October, November, and December see nearly half of all crashes involving deer, according to KYTC.
“We’d like to remind drivers to be especially watchful for deer and other wildlife on the move at dusk and at night, when poor visibility is already an issue,” said KYTC Secretary Jim Gray.
The Kentucky Department of Fish and Wildlife said shorter days and cooler nights trigger deer-mating season which puts deer on the move. In addition, autumn harvesting is a contributing factor as deer are forced to explore farther afield to graze and find hiding places.
According to KYTC, deer are one of the leading causes of animal-related human fatalities in the U.S. with around 200 highway deaths annually.
In Kentucky, the KYTC Office of Highway Safety data reported 2,988 highway wrecks involving deer in 2021, which is an increase of around 100 crashes.
Deer Crash Numbers 2017 to 2021
|Year||Total Collisions||Fatalities||Suspected Serious Injury||Suspected Non-Serious Injury||Possible Injury|
KYTC offered tips for drivers during this peak season:
- Slow down immediately upon spotting a deer crossing the roadway; they tend to travel in groups.
- Don’t swerve to avoid a deer, which can result in a more serious crash with an oncoming vehicle or roadside object.
- In the event of a crash, keep both hands on the wheel and apply brakes steadily until stopped.
- Always wear a seat belt.
- Keep headlights on bright at night unless other vehicles are approaching.
- Eliminate distractions while driving: Phones down!

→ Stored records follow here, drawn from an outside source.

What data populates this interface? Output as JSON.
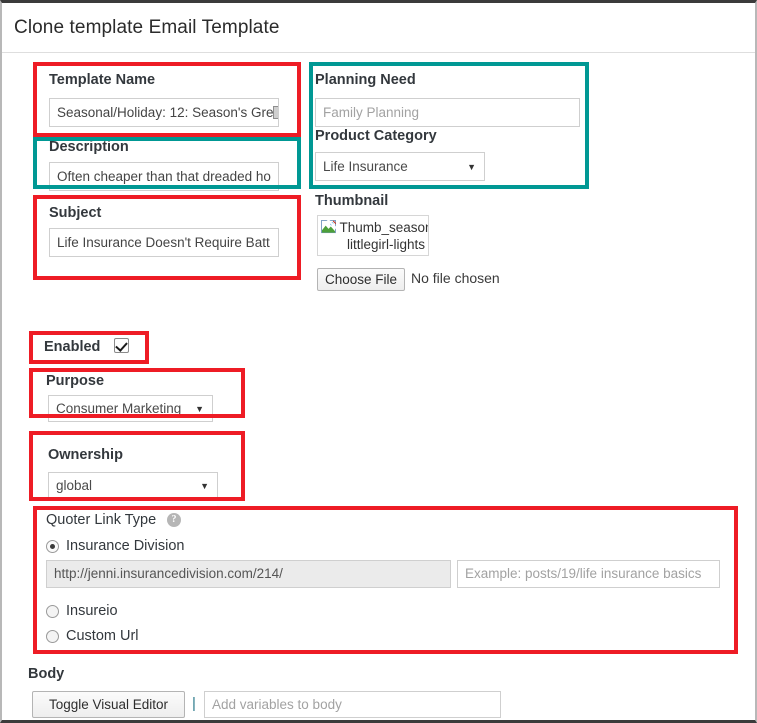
{
  "header": {
    "title": "Clone template Email Template"
  },
  "form": {
    "template_name": {
      "label": "Template Name",
      "value": "Seasonal/Holiday: 12: Season's Gre"
    },
    "description": {
      "label": "Description",
      "value": "Often cheaper than that dreaded ho"
    },
    "subject": {
      "label": "Subject",
      "value": "Life Insurance Doesn't Require Batt"
    },
    "planning_need": {
      "label": "Planning Need",
      "placeholder": "Family Planning"
    },
    "product_category": {
      "label": "Product Category",
      "value": "Life Insurance",
      "arrow": "▼"
    },
    "thumbnail": {
      "label": "Thumbnail",
      "alt_line1": "Thumb_season",
      "alt_line2": "littlegirl-lights",
      "choose_file_button": "Choose File",
      "no_file_text": "No file chosen"
    },
    "enabled": {
      "label": "Enabled",
      "checked": true
    },
    "purpose": {
      "label": "Purpose",
      "value": "Consumer Marketing",
      "arrow": "▼"
    },
    "ownership": {
      "label": "Ownership",
      "value": "global",
      "arrow": "▼"
    },
    "quoter_link_type": {
      "label": "Quoter Link Type",
      "help_glyph": "?",
      "options": [
        {
          "label": "Insurance Division",
          "selected": true
        },
        {
          "label": "Insureio",
          "selected": false
        },
        {
          "label": "Custom Url",
          "selected": false
        }
      ],
      "url_value": "http://jenni.insurancedivision.com/214/",
      "path_placeholder": "Example: posts/19/life insurance basics"
    },
    "body": {
      "label": "Body",
      "toggle_button": "Toggle Visual Editor",
      "separator": "|",
      "variables_placeholder": "Add variables to body"
    }
  },
  "annotations": {
    "red_color": "#ee1c25",
    "teal_color": "#009894"
  }
}
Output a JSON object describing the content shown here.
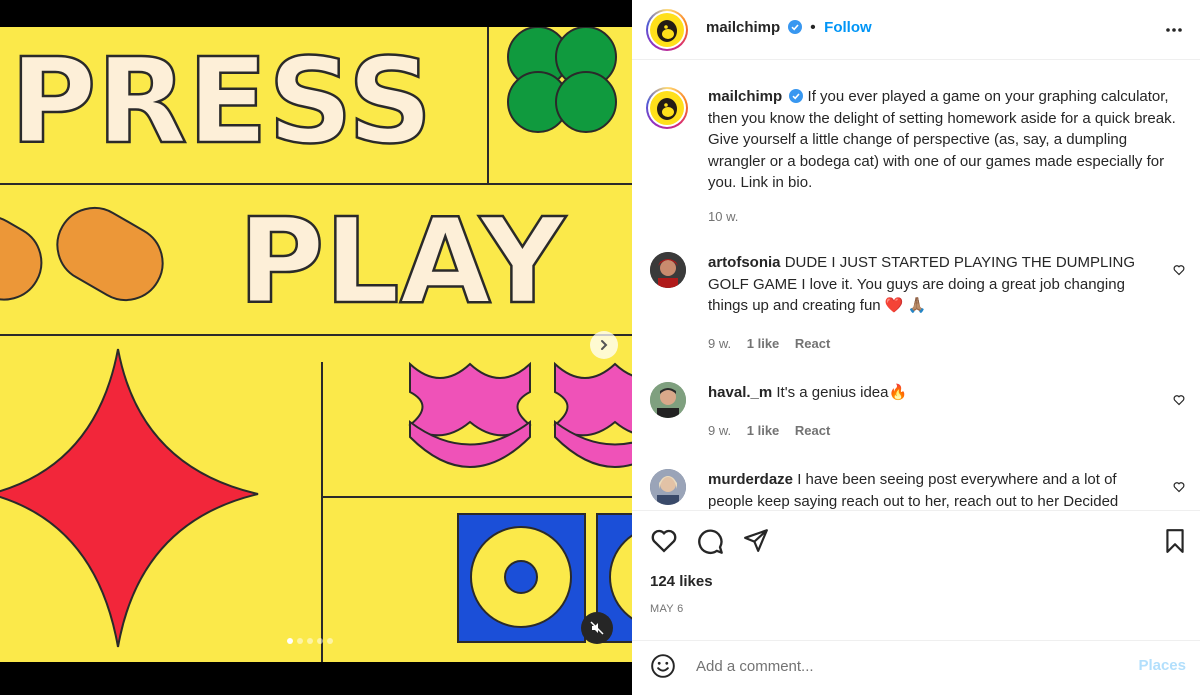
{
  "media": {
    "art_letters": {
      "press": "PRESS",
      "play": "PLAY"
    },
    "carousel_count": 5,
    "carousel_active_index": 0,
    "colors": {
      "background": "#fbe94a",
      "cream": "#fdefd8",
      "green": "#109a3e",
      "orange": "#ec9738",
      "red": "#f2263a",
      "pink": "#ef52b8",
      "blue": "#1b4fd8"
    },
    "icons": {
      "next": "chevron-right-icon",
      "mute": "speaker-muted-icon"
    }
  },
  "header": {
    "username": "mailchimp",
    "separator": "•",
    "follow_label": "Follow",
    "more_icon": "ellipsis-icon"
  },
  "caption": {
    "username": "mailchimp",
    "text": "If you ever played a game on your graphing calculator, then you know the delight of setting homework aside for a quick break. Give yourself a little change of perspective (as, say, a dumpling wrangler or a bodega cat) with one of our games made especially for you. Link in bio.",
    "time": "10 w."
  },
  "comments": [
    {
      "username": "artofsonia",
      "text": "DUDE I JUST STARTED PLAYING THE DUMPLING GOLF GAME I love it. You guys are doing a great job changing things up and creating fun",
      "emoji": "❤️ 🙏🏽",
      "time": "9 w.",
      "likes": "1 like",
      "react": "React"
    },
    {
      "username": "haval._m",
      "text": "It's a genius idea🔥",
      "time": "9 w.",
      "likes": "1 like",
      "react": "React"
    },
    {
      "username": "murderdaze",
      "text": "I have been seeing post everywhere and a lot of people keep saying reach out to her, reach out to her Decided"
    }
  ],
  "actions": {
    "icons": [
      "heart-icon",
      "comment-icon",
      "share-icon",
      "bookmark-icon"
    ],
    "likes": "124 likes",
    "date": "MAY 6"
  },
  "add_comment": {
    "placeholder": "Add a comment...",
    "post_label": "Places",
    "emoji_icon": "smiley-icon"
  },
  "colors": {
    "accent": "#0095f6",
    "muted": "#737373",
    "post_disabled": "#b2dffc",
    "verified": "#3897f0"
  }
}
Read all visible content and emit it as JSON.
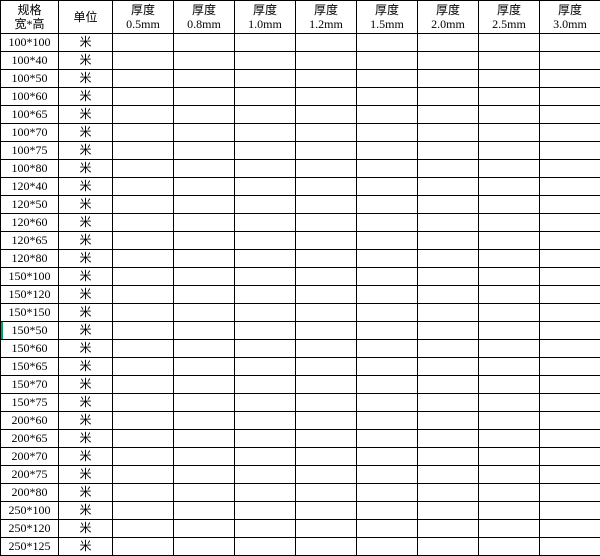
{
  "headers": {
    "spec": {
      "line1": "规格",
      "line2": "宽*高"
    },
    "unit": "单位",
    "thickness_label": "厚度",
    "thickness_values": [
      "0.5mm",
      "0.8mm",
      "1.0mm",
      "1.2mm",
      "1.5mm",
      "2.0mm",
      "2.5mm",
      "3.0mm"
    ]
  },
  "unit_value": "米",
  "rows": [
    {
      "spec": "100*100"
    },
    {
      "spec": "100*40"
    },
    {
      "spec": "100*50"
    },
    {
      "spec": "100*60"
    },
    {
      "spec": "100*65"
    },
    {
      "spec": "100*70"
    },
    {
      "spec": "100*75"
    },
    {
      "spec": "100*80"
    },
    {
      "spec": "120*40"
    },
    {
      "spec": "120*50"
    },
    {
      "spec": "120*60"
    },
    {
      "spec": "120*65"
    },
    {
      "spec": "120*80"
    },
    {
      "spec": "150*100"
    },
    {
      "spec": "150*120"
    },
    {
      "spec": "150*150"
    },
    {
      "spec": "150*50",
      "highlight": true
    },
    {
      "spec": "150*60"
    },
    {
      "spec": "150*65"
    },
    {
      "spec": "150*70"
    },
    {
      "spec": "150*75"
    },
    {
      "spec": "200*60"
    },
    {
      "spec": "200*65"
    },
    {
      "spec": "200*70"
    },
    {
      "spec": "200*75"
    },
    {
      "spec": "200*80"
    },
    {
      "spec": "250*100"
    },
    {
      "spec": "250*120"
    },
    {
      "spec": "250*125"
    }
  ]
}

- Drive defensively, constantly scanning the roadside, especially at dawn and dusk, when deer are most active.
A full list of deer-vehicle crashes by county can be found here.